What is being asked |
Please give all of the data again, character for character, and drop the pictures.

Stored records |

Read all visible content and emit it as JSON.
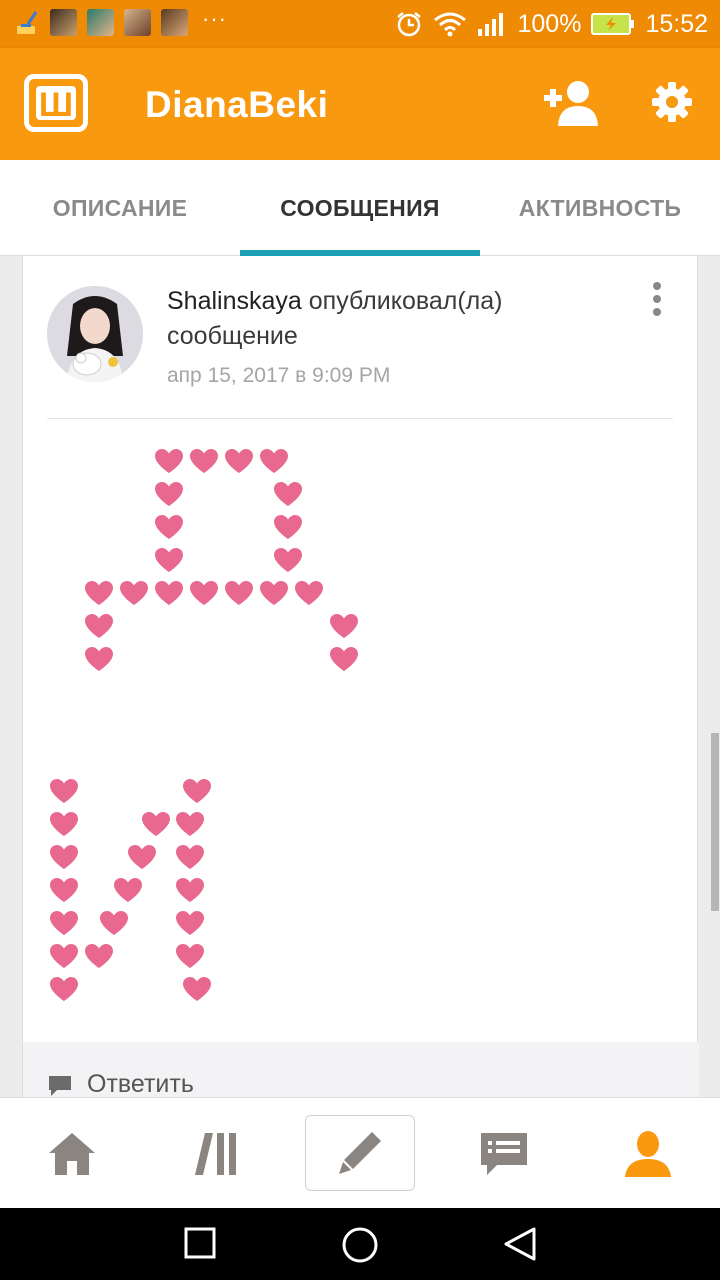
{
  "status_bar": {
    "battery": "100%",
    "time": "15:52",
    "more": "···"
  },
  "app_bar": {
    "logo_letter": "Ш",
    "title": "DianaBeki",
    "add_user_icon": "add-user-icon",
    "settings_icon": "gear-icon"
  },
  "tabs": [
    {
      "label": "ОПИСАНИЕ",
      "active": false
    },
    {
      "label": "СООБЩЕНИЯ",
      "active": true
    },
    {
      "label": "АКТИВНОСТЬ",
      "active": false
    }
  ],
  "post": {
    "author": "Shalinskaya",
    "action": " опубликовал(ла) сообщение",
    "date": "апр 15, 2017 в 9:09 PM",
    "heart_color": "#e8688f",
    "reply_label": "Ответить"
  },
  "bottom_nav": [
    {
      "name": "home-icon"
    },
    {
      "name": "library-icon"
    },
    {
      "name": "pencil-icon"
    },
    {
      "name": "messages-icon"
    },
    {
      "name": "profile-icon",
      "active": true
    }
  ],
  "colors": {
    "accent": "#f8990f",
    "status_bar": "#ef8a05",
    "tab_indicator": "#1a9fb5",
    "active_nav": "#f8990f"
  }
}
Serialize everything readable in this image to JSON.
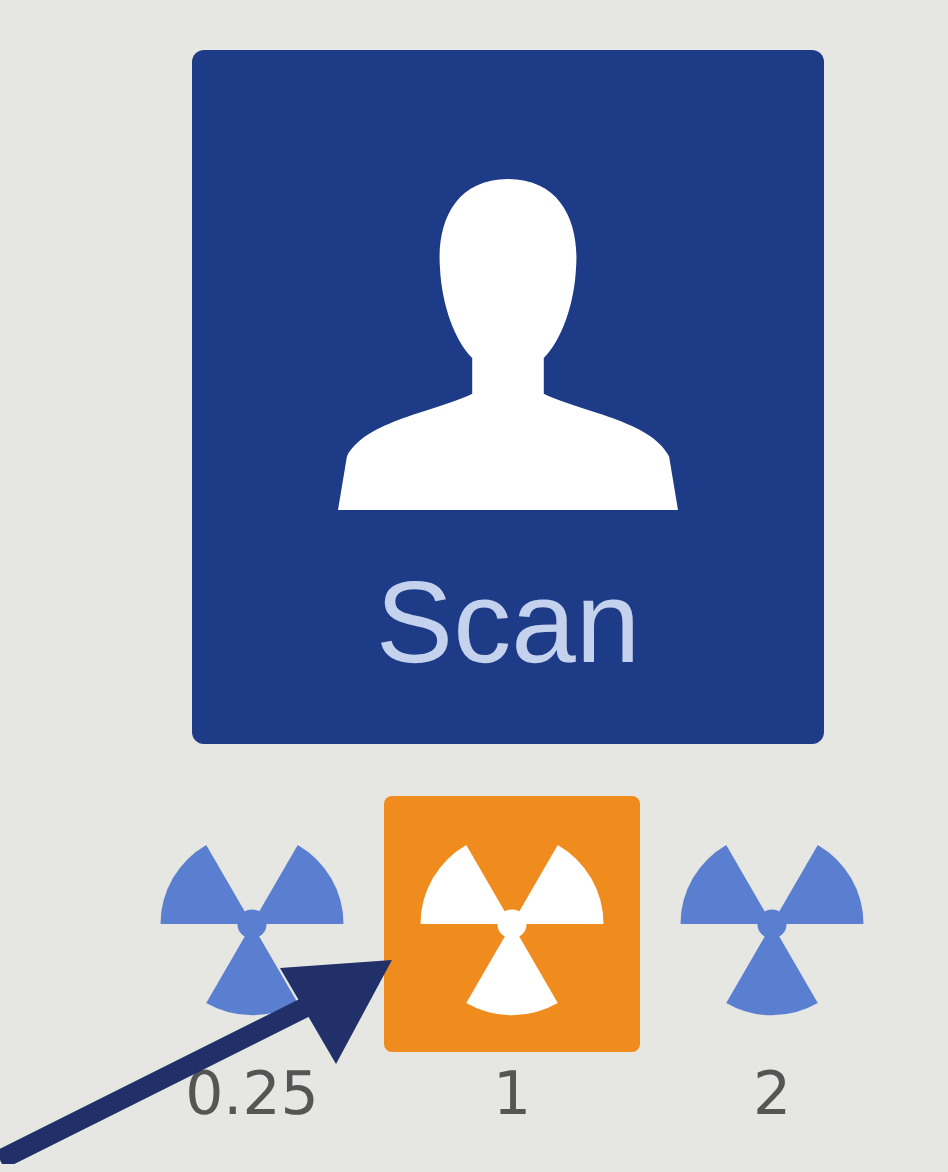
{
  "scan_button": {
    "label": "Scan"
  },
  "doses": [
    {
      "label": "0.25",
      "selected": false
    },
    {
      "label": "1",
      "selected": true
    },
    {
      "label": "2",
      "selected": false
    }
  ]
}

Response to the task |
Read all visible content and emit it as JSON.
{
  "status_bar": {
    "battery": "100%",
    "time": "15:52",
    "more": "···"
  },
  "app_bar": {
    "logo_letter": "Ш",
    "title": "DianaBeki",
    "add_user_icon": "add-user-icon",
    "settings_icon": "gear-icon"
  },
  "tabs": [
    {
      "label": "ОПИСАНИЕ",
      "active": false
    },
    {
      "label": "СООБЩЕНИЯ",
      "active": true
    },
    {
      "label": "АКТИВНОСТЬ",
      "active": false
    }
  ],
  "post": {
    "author": "Shalinskaya",
    "action": " опубликовал(ла) сообщение",
    "date": "апр 15, 2017 в 9:09 PM",
    "heart_color": "#e8688f",
    "reply_label": "Ответить"
  },
  "bottom_nav": [
    {
      "name": "home-icon"
    },
    {
      "name": "library-icon"
    },
    {
      "name": "pencil-icon"
    },
    {
      "name": "messages-icon"
    },
    {
      "name": "profile-icon",
      "active": true
    }
  ],
  "colors": {
    "accent": "#f8990f",
    "status_bar": "#ef8a05",
    "tab_indicator": "#1a9fb5",
    "active_nav": "#f8990f"
  }
}
Serialize everything readable in this image to JSON.
{
  "scan_button": {
    "label": "Scan"
  },
  "doses": [
    {
      "label": "0.25",
      "selected": false
    },
    {
      "label": "1",
      "selected": true
    },
    {
      "label": "2",
      "selected": false
    }
  ]
}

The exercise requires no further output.